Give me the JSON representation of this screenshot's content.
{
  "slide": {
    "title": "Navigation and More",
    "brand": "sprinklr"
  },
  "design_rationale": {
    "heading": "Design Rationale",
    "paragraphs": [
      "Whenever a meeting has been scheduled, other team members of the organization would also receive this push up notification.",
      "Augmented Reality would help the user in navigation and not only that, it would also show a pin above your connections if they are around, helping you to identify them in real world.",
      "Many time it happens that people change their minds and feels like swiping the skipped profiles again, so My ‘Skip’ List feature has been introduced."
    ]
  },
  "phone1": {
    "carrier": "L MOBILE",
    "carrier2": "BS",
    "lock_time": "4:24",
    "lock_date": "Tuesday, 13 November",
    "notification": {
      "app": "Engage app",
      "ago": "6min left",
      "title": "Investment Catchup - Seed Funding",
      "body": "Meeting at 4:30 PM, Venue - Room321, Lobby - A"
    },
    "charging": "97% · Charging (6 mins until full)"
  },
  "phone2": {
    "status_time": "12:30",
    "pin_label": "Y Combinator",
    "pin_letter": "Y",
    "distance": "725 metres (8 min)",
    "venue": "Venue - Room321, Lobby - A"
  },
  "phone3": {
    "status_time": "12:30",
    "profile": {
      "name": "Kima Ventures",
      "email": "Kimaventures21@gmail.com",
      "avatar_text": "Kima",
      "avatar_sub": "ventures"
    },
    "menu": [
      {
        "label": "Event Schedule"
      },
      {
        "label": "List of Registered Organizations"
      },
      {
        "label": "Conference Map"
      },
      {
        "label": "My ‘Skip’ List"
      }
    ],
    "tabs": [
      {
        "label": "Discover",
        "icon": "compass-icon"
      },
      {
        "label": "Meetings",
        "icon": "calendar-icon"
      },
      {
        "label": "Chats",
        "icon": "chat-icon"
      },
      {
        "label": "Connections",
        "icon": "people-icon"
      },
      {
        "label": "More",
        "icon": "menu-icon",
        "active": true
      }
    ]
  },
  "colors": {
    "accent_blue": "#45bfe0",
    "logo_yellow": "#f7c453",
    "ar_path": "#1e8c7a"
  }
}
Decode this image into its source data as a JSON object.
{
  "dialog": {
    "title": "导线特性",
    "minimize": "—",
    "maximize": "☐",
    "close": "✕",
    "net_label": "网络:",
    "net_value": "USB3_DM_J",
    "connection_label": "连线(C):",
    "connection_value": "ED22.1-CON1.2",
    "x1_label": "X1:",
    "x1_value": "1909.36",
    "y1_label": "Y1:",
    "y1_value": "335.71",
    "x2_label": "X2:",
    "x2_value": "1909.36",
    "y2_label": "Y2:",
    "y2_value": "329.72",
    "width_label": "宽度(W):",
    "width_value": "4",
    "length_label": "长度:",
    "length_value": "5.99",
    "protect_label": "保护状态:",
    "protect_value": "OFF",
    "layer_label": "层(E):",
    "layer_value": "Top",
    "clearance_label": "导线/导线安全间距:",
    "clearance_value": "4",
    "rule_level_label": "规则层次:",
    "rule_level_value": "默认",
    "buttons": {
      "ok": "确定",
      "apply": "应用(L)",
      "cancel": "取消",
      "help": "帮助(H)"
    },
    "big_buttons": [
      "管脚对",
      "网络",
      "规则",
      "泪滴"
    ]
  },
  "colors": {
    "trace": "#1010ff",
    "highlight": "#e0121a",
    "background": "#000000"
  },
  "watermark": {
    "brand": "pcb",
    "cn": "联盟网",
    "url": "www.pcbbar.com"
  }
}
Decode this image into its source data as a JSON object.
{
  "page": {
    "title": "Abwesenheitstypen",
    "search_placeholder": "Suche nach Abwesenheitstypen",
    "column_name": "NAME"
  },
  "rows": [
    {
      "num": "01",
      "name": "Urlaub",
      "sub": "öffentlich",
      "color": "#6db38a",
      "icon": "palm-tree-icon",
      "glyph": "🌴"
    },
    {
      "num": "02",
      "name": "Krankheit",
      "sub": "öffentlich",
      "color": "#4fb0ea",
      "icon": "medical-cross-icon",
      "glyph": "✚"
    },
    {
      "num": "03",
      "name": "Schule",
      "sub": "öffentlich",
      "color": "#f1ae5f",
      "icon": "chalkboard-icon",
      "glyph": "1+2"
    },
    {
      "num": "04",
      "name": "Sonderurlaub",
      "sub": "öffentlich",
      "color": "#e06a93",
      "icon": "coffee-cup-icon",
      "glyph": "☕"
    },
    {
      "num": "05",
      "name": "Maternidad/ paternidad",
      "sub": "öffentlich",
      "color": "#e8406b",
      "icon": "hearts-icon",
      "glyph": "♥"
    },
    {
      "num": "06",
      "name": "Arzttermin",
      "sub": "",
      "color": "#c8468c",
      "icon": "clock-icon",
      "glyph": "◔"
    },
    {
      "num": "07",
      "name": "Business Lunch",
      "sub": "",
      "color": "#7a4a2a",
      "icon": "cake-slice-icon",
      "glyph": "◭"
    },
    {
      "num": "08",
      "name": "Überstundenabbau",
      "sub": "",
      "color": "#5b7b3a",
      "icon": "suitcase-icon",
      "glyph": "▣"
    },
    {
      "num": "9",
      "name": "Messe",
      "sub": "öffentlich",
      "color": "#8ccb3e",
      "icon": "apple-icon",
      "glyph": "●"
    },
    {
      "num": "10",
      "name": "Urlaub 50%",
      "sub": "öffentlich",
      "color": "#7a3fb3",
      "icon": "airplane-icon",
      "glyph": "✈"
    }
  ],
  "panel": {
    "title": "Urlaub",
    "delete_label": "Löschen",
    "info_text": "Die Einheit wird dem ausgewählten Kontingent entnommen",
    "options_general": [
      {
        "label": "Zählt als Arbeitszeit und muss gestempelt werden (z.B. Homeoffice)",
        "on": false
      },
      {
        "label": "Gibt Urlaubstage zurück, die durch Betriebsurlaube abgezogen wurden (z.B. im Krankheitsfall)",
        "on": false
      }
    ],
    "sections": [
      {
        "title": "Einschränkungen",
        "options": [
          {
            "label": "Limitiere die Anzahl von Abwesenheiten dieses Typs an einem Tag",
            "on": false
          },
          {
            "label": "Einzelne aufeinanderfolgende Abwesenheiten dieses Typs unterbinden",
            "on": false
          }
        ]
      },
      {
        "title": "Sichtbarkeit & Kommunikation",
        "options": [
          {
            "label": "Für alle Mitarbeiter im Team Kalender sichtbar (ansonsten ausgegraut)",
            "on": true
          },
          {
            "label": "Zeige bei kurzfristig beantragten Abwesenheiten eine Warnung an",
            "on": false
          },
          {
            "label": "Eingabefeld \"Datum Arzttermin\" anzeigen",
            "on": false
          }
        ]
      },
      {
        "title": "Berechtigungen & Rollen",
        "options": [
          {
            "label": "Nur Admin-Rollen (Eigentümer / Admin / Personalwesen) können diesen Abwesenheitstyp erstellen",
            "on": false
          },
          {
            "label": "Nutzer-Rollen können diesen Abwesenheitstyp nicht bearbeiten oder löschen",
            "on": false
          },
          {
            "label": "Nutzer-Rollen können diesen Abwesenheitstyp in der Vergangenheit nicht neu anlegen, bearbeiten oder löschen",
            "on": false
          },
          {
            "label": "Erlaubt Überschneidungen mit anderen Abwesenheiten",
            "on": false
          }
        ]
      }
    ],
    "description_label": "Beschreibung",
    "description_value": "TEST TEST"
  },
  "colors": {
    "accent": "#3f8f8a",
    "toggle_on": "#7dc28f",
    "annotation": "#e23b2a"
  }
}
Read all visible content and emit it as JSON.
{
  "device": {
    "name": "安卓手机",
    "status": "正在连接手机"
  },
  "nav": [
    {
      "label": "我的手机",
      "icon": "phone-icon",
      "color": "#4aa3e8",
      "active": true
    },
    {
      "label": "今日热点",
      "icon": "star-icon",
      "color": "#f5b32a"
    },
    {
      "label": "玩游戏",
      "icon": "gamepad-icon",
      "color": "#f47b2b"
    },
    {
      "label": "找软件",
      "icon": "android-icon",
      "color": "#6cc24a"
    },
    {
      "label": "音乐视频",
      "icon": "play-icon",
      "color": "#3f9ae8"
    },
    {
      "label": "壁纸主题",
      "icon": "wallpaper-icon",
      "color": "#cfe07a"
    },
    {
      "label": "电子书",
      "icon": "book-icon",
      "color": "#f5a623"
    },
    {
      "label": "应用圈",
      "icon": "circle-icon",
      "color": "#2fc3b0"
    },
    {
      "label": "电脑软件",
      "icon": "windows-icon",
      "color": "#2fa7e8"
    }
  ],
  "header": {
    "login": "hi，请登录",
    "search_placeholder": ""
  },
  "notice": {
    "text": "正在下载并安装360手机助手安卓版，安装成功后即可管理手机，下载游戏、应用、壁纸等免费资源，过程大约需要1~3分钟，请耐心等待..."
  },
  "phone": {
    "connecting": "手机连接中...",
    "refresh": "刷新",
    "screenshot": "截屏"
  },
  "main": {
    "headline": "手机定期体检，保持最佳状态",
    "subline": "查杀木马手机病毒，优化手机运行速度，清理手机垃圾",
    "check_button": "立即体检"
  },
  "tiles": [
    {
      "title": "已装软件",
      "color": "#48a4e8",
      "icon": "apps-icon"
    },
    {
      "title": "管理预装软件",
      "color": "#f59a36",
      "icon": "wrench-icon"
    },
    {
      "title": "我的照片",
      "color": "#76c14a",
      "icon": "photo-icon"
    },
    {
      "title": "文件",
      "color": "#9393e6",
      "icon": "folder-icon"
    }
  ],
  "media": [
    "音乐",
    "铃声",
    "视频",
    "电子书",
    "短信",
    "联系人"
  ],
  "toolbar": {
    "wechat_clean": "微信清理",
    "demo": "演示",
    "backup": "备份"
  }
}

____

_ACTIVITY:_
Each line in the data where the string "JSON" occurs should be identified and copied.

_RESULT OF THIS EXERCISE:_
Give me the JSON representation of this screenshot's content.
Decode this image into its source data as a JSON object.
Decode this image into its source data as a JSON object.
Read all visible content and emit it as JSON.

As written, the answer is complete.